Well, if you ask me, that is the most relevant feature of C++. I don’t see it as a limitation, but as a framework that helps structuring my ideas into machine compatible form. Over time I have grown to appreciate that the C++ compiler is a programmer’s best friend.
More recently I’ve also become fascinated with the incredible progress that browsers vendors have made in bringing standard-compliant modern capabilities to the general user. While HTML5 canvas and WebGL are definitely the most visible additions, we should not forget about local storage, programmatic audio support, video support, web sockets and everything that is being standardized. This extensive feature set is amazing and, to me, this depicts a future where almost-native applications and games are available on every single platform through browsers.
So we have some pretty awesome Web APIs, tightly coupled in a programming environment that, to me, looks like a joke. Since that sounds like a problem to me, and I like to solve problems , I decided to bring my language of choice, C++, to the Web platform.
My solution was to write duetto, a C++ compiler for the Web. With a couple of friends, we are trying to build a company around it.
What we want to do is to provide a better programming language for the Web, to take the most advantage of all the fantastic underlying technologies such as HTML5 and CSS, which do their job more than well. With duetto, designers can still work using tools they know, while developers can write a sound application logic in robust C++ code. And, by the way, we are not trying to provide an half-backed widget library that would always be lagging behind what browser APIs can provide. With duetto you access the browser directly, with no need of any middle layer.

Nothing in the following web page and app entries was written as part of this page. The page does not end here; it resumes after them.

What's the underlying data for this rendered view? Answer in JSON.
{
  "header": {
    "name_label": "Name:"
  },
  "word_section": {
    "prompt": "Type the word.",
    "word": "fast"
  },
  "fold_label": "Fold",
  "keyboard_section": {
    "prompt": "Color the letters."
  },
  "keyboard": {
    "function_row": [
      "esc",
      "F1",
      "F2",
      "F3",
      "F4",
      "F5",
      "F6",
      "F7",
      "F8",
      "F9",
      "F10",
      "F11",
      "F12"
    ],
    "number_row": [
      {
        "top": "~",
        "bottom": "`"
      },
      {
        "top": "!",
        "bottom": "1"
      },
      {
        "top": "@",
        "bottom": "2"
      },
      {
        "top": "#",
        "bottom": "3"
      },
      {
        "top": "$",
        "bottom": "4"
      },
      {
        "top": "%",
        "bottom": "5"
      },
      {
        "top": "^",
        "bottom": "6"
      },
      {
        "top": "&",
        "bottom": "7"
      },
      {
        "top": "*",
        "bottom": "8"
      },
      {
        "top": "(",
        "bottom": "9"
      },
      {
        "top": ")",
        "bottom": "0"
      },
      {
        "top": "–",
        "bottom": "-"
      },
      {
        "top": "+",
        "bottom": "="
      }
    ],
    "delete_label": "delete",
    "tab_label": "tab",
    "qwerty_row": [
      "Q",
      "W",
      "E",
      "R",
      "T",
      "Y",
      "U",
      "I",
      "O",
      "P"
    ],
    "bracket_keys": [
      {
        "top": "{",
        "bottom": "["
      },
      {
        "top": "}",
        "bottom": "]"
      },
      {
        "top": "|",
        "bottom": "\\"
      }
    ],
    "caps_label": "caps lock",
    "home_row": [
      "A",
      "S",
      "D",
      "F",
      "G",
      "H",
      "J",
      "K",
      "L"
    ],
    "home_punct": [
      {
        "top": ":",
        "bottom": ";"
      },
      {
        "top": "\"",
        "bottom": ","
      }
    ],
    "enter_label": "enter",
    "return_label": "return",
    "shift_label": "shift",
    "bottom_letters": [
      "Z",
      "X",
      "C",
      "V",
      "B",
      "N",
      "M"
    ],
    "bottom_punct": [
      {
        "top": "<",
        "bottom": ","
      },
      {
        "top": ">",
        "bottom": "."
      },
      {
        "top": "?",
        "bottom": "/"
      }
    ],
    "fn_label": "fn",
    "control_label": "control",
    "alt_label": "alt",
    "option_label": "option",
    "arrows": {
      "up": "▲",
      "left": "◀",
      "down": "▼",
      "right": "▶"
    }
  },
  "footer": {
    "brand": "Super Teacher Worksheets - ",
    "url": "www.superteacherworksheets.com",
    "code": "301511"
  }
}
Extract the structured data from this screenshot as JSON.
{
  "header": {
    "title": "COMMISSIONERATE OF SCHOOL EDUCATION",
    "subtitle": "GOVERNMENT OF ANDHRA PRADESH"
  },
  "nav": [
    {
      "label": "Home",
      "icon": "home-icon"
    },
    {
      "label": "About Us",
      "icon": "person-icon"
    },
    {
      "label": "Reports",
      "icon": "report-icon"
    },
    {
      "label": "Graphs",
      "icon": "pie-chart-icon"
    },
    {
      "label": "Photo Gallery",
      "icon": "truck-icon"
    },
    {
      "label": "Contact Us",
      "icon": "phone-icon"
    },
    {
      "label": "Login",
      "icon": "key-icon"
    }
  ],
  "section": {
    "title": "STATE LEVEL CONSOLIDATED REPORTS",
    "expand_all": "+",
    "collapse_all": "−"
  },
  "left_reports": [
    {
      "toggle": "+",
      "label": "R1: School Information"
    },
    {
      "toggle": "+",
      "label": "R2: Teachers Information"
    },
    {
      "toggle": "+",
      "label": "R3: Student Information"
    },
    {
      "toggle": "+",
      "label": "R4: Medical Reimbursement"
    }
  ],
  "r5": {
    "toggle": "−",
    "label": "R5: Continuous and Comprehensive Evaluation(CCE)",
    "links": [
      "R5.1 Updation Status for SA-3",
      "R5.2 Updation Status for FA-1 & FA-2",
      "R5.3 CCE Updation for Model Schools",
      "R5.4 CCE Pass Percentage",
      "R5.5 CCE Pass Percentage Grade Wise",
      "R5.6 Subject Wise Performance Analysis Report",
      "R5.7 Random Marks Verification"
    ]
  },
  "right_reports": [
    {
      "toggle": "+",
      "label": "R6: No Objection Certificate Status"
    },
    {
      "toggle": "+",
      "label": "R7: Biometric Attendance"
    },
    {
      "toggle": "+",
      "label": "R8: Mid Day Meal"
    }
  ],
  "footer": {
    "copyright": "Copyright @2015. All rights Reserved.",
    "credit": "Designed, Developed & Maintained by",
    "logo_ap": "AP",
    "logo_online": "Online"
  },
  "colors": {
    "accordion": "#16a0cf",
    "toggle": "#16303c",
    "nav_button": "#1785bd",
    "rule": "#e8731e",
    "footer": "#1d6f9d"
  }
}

One of the intended uses of duetto is to port existing C++ applications, especially games, to the Web. But we also want to make it a primary choice to write new web apps. One of the requirements of modern apps is continuous communication with remote servers, for example to receive other users’ updates. This is why we have also introduced an experimental support for transparent RPC to server side code.
Calling this RPC is actually kind of limiting. Our objective is to provide a seamless experience to make it possible to write client and server side code in the same codebase and let the compiler generate the two sides of compiled code. Take a look at some example code.
The release date for duetto is now getting really close and we are really excited about shipping it and see what people can do with this technology. If you want to take a preview please visit http://leaningtech.com, there are still a few slots open in our extended beta program.
 Maybe I like solving problems too much, I wrote Lightspark because Adobe’s Flash Player was too slow in rendering full screen videos of kittens on my workstation